* **TASK PROMPT**: Look through the data below and, wherever a line carries the word "India", please copy that line.

(Beginning of TASK INPUT)

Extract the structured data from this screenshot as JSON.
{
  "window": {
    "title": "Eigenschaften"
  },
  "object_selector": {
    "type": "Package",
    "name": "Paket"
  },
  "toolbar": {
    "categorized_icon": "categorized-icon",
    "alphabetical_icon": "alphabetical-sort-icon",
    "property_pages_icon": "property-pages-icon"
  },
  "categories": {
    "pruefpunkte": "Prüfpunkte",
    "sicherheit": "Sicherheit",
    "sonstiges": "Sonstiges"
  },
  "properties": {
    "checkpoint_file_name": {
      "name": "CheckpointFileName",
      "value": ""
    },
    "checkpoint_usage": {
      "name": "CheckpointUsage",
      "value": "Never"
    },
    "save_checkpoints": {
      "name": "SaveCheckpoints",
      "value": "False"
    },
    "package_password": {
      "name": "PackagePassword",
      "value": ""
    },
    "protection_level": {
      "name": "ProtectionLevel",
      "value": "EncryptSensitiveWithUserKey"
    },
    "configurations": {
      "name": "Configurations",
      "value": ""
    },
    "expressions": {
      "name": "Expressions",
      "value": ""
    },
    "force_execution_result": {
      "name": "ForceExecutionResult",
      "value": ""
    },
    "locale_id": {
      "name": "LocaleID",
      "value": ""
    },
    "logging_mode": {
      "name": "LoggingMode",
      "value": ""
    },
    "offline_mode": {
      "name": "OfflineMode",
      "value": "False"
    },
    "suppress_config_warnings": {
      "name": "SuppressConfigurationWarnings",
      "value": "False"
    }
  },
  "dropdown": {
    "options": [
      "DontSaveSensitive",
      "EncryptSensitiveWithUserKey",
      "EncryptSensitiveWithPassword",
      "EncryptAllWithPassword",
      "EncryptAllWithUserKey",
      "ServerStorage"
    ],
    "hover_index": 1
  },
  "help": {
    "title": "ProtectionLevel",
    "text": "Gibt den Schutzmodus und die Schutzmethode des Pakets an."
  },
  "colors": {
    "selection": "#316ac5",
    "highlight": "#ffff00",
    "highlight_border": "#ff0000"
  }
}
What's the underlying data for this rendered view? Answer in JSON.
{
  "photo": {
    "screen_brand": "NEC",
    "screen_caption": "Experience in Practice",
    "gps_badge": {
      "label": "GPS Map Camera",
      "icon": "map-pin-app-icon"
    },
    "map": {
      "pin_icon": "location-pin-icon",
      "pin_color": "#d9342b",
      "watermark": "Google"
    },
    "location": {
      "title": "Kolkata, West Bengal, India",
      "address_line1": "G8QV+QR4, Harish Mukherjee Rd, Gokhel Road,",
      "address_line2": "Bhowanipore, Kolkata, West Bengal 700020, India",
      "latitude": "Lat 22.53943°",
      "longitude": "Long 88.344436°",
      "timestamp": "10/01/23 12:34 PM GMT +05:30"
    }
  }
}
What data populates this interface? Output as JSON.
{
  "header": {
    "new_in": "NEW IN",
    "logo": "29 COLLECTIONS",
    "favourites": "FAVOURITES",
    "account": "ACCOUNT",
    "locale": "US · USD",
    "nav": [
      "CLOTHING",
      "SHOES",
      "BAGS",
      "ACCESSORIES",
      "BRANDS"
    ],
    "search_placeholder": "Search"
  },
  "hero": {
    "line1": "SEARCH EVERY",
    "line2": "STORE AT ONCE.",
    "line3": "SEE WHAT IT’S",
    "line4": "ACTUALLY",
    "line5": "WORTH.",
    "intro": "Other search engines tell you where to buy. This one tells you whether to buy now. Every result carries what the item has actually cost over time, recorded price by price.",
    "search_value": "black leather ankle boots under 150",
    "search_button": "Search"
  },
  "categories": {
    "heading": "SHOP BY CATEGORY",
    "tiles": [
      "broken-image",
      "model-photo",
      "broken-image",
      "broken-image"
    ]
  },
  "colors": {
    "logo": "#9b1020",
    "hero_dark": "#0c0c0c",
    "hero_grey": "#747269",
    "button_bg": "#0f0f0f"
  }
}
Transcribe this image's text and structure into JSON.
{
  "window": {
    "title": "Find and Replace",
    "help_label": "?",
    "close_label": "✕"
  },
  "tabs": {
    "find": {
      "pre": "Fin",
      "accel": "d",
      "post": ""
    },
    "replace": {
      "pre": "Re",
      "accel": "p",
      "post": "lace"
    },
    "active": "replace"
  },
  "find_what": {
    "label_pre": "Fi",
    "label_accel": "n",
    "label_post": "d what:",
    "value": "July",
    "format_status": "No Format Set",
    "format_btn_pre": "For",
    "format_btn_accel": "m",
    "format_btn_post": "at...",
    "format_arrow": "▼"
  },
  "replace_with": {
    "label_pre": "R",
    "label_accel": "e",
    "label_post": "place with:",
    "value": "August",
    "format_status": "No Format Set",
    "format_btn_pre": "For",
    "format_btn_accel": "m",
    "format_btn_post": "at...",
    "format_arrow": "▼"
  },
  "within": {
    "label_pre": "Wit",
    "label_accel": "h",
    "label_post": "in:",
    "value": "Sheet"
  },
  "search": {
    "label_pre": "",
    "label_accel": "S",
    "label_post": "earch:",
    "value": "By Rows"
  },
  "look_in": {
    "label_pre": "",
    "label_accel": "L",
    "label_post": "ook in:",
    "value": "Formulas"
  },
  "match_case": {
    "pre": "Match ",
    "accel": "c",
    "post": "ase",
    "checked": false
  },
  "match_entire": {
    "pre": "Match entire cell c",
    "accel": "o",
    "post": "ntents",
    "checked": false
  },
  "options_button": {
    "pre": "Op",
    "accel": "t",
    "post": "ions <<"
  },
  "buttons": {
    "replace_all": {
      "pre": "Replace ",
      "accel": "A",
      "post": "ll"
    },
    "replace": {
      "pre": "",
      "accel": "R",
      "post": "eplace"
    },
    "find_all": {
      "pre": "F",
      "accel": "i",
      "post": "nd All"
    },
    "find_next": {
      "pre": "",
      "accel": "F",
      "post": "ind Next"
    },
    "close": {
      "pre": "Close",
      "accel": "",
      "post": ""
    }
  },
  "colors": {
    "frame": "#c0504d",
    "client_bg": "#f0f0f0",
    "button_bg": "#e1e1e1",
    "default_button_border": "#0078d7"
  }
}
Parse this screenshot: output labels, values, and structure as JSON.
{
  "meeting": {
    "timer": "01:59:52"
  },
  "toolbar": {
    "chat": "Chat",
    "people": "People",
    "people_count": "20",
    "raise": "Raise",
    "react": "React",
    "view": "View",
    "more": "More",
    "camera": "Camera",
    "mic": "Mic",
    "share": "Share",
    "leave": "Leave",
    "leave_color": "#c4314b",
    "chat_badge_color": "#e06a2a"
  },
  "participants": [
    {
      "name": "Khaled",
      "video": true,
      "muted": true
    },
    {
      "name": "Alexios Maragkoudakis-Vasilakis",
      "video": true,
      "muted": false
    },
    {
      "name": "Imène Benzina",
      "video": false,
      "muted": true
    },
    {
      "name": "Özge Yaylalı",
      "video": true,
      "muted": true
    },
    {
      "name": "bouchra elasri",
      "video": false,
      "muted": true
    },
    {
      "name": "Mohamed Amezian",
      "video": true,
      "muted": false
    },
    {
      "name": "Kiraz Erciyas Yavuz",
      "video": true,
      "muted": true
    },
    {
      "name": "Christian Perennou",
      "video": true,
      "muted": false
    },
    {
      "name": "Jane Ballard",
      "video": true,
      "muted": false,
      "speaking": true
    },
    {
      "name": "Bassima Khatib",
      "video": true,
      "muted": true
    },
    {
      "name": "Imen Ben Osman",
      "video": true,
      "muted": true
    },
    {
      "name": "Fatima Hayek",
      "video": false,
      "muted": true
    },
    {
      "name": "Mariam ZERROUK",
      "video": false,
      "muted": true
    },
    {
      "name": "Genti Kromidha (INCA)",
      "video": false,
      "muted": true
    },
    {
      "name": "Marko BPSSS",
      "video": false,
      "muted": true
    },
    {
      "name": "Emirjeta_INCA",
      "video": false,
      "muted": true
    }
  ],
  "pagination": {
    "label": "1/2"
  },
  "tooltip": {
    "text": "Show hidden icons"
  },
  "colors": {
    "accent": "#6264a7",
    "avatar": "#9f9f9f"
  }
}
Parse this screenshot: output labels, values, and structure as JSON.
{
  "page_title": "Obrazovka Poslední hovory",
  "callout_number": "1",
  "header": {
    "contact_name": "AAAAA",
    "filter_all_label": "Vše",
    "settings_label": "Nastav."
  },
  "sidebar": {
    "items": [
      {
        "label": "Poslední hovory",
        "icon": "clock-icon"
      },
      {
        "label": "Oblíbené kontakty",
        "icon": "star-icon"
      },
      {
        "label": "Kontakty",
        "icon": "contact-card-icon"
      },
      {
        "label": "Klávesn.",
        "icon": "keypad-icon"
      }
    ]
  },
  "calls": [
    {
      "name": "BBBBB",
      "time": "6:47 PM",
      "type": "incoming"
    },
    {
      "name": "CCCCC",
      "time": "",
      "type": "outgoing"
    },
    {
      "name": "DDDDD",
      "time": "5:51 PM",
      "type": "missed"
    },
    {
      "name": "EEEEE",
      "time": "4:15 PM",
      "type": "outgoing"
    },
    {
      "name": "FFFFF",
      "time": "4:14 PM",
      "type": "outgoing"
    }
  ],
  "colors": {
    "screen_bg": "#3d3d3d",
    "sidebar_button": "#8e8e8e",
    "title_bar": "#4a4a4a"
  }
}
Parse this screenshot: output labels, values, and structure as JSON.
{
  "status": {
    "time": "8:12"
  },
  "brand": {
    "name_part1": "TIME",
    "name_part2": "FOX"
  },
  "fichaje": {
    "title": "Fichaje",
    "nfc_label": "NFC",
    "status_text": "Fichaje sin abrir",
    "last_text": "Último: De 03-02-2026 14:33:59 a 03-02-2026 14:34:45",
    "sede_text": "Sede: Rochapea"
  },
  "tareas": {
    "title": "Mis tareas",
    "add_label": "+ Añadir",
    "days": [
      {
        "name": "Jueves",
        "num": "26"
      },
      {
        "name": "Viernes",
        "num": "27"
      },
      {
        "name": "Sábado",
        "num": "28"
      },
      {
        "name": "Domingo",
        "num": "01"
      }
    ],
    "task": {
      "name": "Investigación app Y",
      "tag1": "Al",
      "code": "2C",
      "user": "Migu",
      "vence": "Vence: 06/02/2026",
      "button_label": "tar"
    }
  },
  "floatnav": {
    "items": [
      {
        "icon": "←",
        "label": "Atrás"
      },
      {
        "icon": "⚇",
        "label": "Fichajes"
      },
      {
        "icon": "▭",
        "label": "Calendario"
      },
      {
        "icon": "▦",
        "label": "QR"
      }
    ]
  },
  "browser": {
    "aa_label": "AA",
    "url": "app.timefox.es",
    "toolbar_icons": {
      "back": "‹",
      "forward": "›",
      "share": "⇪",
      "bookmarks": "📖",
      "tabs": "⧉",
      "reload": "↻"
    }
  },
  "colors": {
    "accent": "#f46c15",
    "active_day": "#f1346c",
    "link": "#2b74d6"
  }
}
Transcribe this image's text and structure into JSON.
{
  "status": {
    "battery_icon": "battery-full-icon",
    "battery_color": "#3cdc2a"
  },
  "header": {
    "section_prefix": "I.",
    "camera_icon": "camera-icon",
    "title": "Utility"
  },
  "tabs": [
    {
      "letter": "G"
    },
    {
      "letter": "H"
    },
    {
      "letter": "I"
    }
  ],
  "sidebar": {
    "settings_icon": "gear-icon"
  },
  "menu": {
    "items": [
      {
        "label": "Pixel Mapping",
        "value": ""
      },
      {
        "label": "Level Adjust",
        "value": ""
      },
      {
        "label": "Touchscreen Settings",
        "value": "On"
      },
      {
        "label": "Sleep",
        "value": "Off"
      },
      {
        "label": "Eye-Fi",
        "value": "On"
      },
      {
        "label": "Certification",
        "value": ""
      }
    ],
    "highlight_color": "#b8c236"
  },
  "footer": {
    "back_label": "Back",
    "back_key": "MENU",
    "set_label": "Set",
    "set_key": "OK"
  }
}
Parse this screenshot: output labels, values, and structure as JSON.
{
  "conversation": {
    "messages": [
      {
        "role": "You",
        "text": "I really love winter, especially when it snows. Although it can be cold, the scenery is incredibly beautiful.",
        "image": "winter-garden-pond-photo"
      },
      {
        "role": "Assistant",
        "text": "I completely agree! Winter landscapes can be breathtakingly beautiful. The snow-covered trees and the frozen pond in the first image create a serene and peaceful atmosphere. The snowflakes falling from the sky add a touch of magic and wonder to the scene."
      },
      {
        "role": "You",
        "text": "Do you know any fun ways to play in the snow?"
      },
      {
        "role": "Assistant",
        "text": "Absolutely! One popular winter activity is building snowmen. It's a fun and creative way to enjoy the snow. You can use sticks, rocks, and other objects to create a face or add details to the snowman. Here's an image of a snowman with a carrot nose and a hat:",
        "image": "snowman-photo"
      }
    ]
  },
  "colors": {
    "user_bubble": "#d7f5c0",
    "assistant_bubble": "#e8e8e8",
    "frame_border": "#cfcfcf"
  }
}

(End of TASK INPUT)

* **WRITTEN REPLY**:
      "title": "Kolkata, West Bengal, India",
      "address_line2": "Bhowanipore, Kolkata, West Bengal 700020, India",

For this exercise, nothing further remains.